(Stored data entries)
►

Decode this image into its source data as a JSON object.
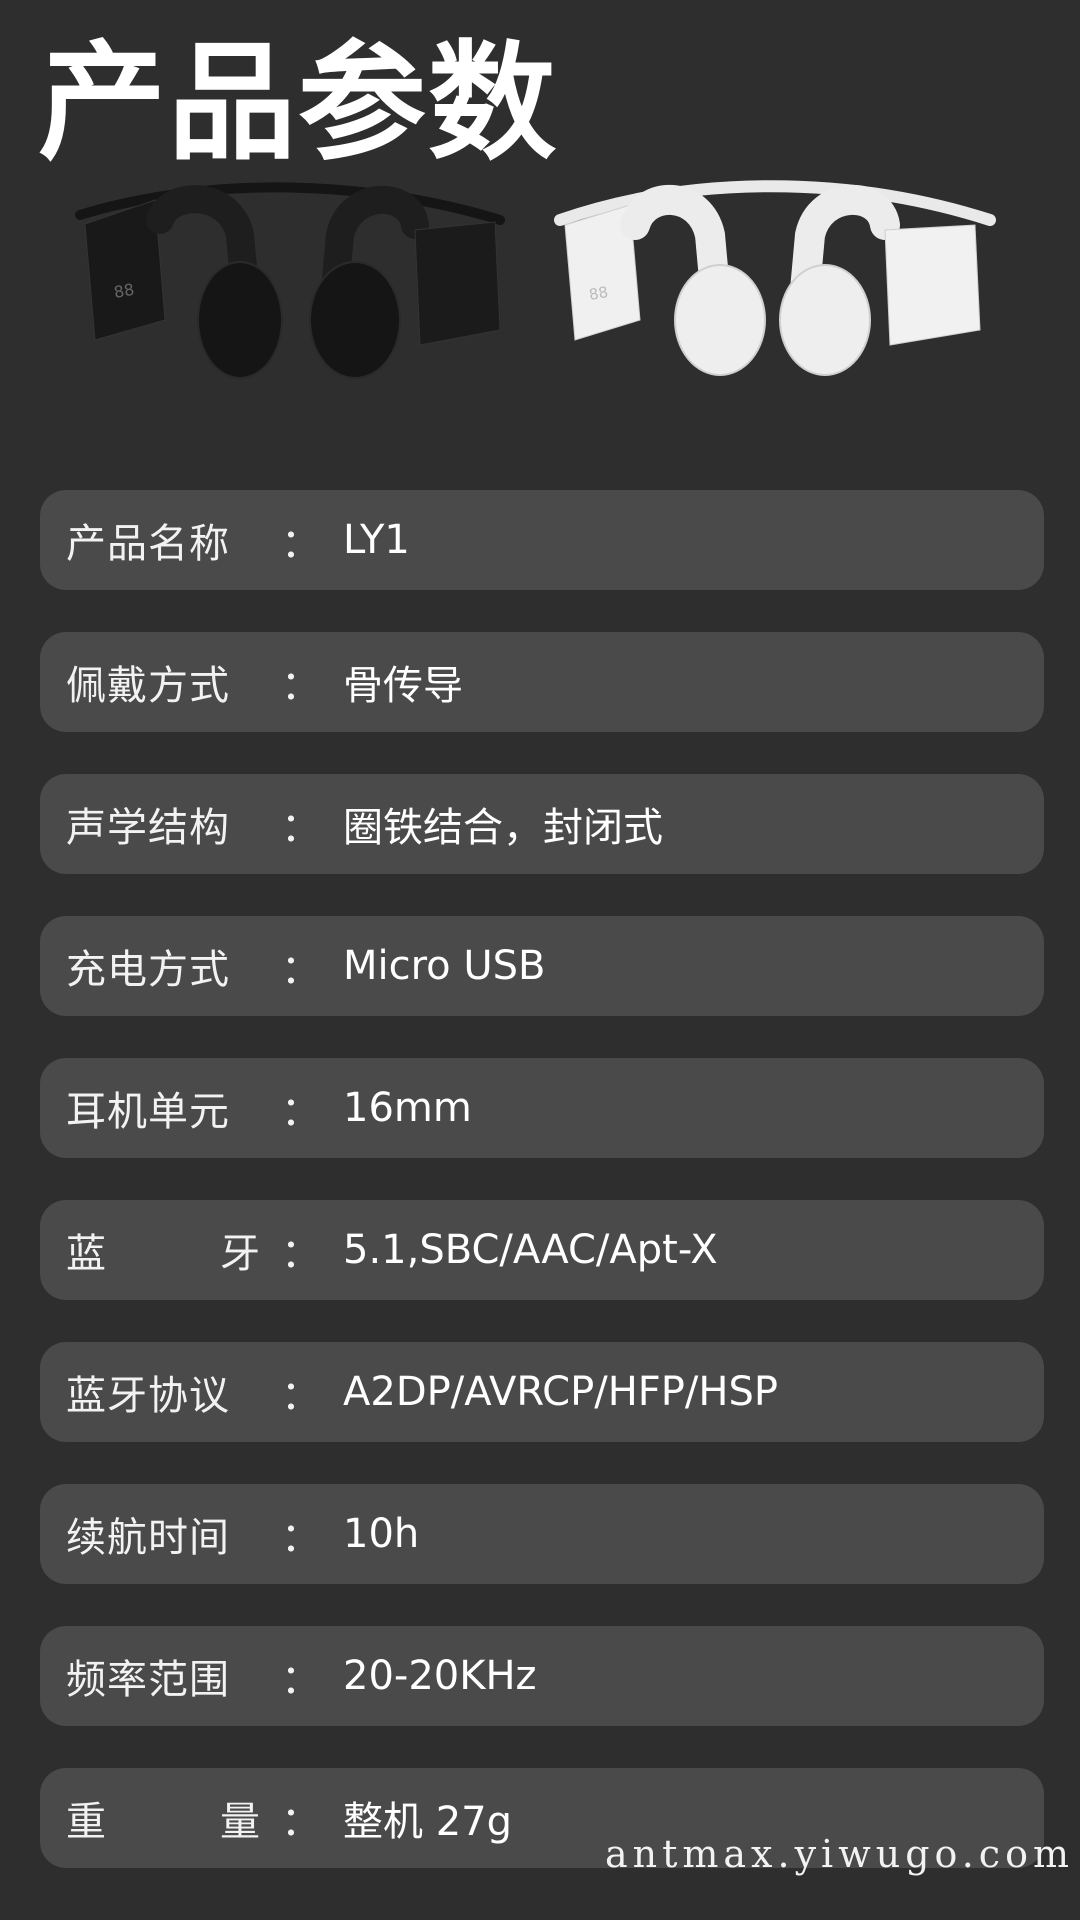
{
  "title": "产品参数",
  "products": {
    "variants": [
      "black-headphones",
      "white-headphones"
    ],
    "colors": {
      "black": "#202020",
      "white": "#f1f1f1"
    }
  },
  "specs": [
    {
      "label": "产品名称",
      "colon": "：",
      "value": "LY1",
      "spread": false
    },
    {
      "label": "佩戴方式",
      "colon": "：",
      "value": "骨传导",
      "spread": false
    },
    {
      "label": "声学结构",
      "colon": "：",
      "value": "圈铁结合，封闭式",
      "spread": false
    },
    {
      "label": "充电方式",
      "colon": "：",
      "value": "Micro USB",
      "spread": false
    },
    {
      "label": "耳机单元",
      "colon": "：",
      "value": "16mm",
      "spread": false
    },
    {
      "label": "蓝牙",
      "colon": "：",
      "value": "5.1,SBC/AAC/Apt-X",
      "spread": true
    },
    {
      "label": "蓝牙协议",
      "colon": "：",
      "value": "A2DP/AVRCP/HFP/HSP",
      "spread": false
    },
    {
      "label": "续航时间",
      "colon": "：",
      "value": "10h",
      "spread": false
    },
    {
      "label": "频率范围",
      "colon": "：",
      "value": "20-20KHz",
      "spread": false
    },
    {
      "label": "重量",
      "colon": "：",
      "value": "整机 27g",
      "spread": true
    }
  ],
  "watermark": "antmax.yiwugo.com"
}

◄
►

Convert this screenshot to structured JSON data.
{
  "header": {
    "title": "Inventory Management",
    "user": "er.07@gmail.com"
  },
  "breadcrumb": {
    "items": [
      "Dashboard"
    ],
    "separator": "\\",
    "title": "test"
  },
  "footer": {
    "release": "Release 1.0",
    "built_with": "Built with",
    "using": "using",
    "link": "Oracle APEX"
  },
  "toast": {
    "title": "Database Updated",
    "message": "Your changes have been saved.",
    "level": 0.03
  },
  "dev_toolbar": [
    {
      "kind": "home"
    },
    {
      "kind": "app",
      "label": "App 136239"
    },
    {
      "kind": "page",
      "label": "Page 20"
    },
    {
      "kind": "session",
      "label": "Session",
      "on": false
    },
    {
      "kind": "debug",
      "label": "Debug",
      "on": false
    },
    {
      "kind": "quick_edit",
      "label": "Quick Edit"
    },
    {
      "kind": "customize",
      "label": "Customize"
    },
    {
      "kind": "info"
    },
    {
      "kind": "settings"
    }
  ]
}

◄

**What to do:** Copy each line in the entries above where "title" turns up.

**Task answer:**
  "title": "产品参数",
    "title": "Inventory Management",
    "title": "test"
    "title": "Database Updated",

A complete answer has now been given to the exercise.